We know through God that we will have a community to back us up, to take care of us when we’re burdened and heavy laden. This is nothing new. This is something that has been true since the beginning of all time, since God created this world anew, since we received the breath of God to give us life.
You think by now we would know it. That we’d understand no matter where we go, no matter what happens, no matter what we do that God is forever with us, but we still need those reminders, those moments to take away our worry and fear—even if it is just for a few seconds—and bring us to life in God’s overwhelming presence.
This passage tells us, “I will be with you in the same way I was with Moses. I won’t desert you or leave you. Be brave and strong, because you are the one who will help this people take possession of the land, which I pledge to give to their ancestors.”
I won’t desert you. I won’t leave you. God is our only constant, always with us, forever, no matter where we go, no matter where our home is, whether it’s something still standing or not. God will forever be with us. God was with the Israelites from the start, from when they were in captivity, to leading them out of captivity, to finally after many years of waiting going to the promised land.
I love the last verse of this passage, where Joshua, I’m sure at this point, is really starting to worry about what’s going to happen next, about how he’ll interact with the people he’s now leading, how he’ll talk to them after these changes have happened, how he’ll handle the changes God has given him.
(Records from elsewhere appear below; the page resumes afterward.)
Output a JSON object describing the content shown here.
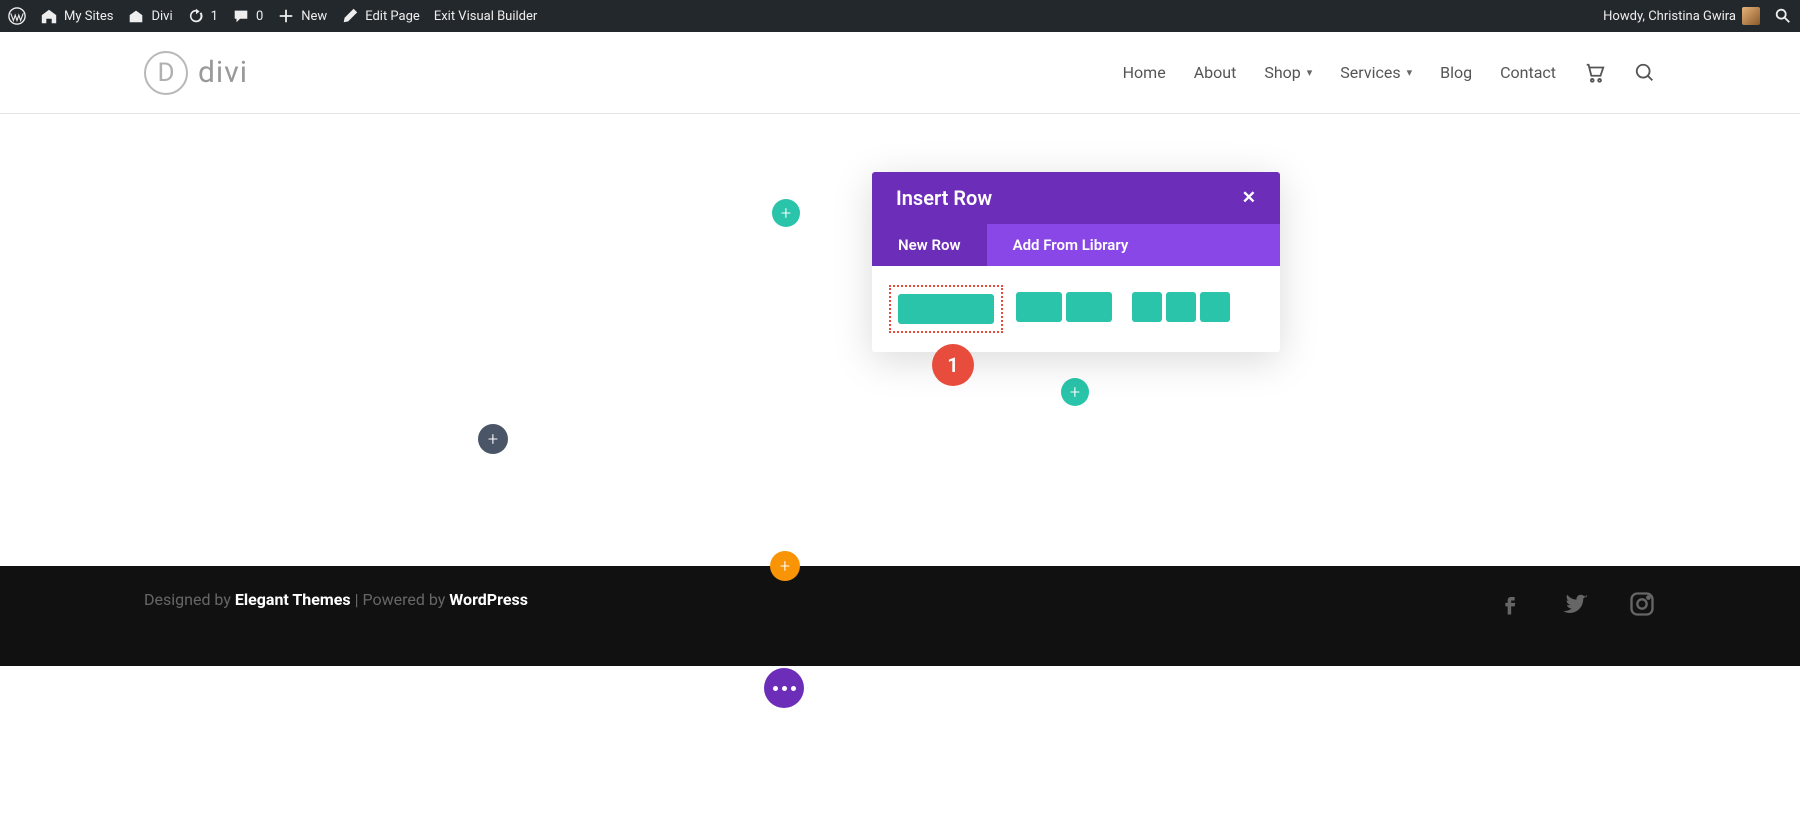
{
  "adminbar": {
    "mysites": "My Sites",
    "site": "Divi",
    "updates": "1",
    "comments": "0",
    "new": "New",
    "edit": "Edit Page",
    "exit": "Exit Visual Builder",
    "howdy": "Howdy, Christina Gwira"
  },
  "header": {
    "logo_letter": "D",
    "logo_text": "divi",
    "nav": {
      "home": "Home",
      "about": "About",
      "shop": "Shop",
      "services": "Services",
      "blog": "Blog",
      "contact": "Contact"
    }
  },
  "modal": {
    "title": "Insert Row",
    "tabs": {
      "newrow": "New Row",
      "library": "Add From Library"
    }
  },
  "marker": {
    "one": "1"
  },
  "footer": {
    "designed_by": "Designed by ",
    "et": "Elegant Themes",
    "sep": " | Powered by ",
    "wp": "WordPress"
  }
}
God tells Joshua, “I’ve commanded you to be brave and strong, haven’t I? Don’t be alarmed or terrified, because the Lord your God is with you wherever you go.” If that doesn’t say it, I don’t know what will. So while this week has had terrifying moments, moments of bewilderment and sadness, of loss, of struggle, we should not be alarmed. We should not be terrified. We should be brave and strong because God is with us, wherever we go.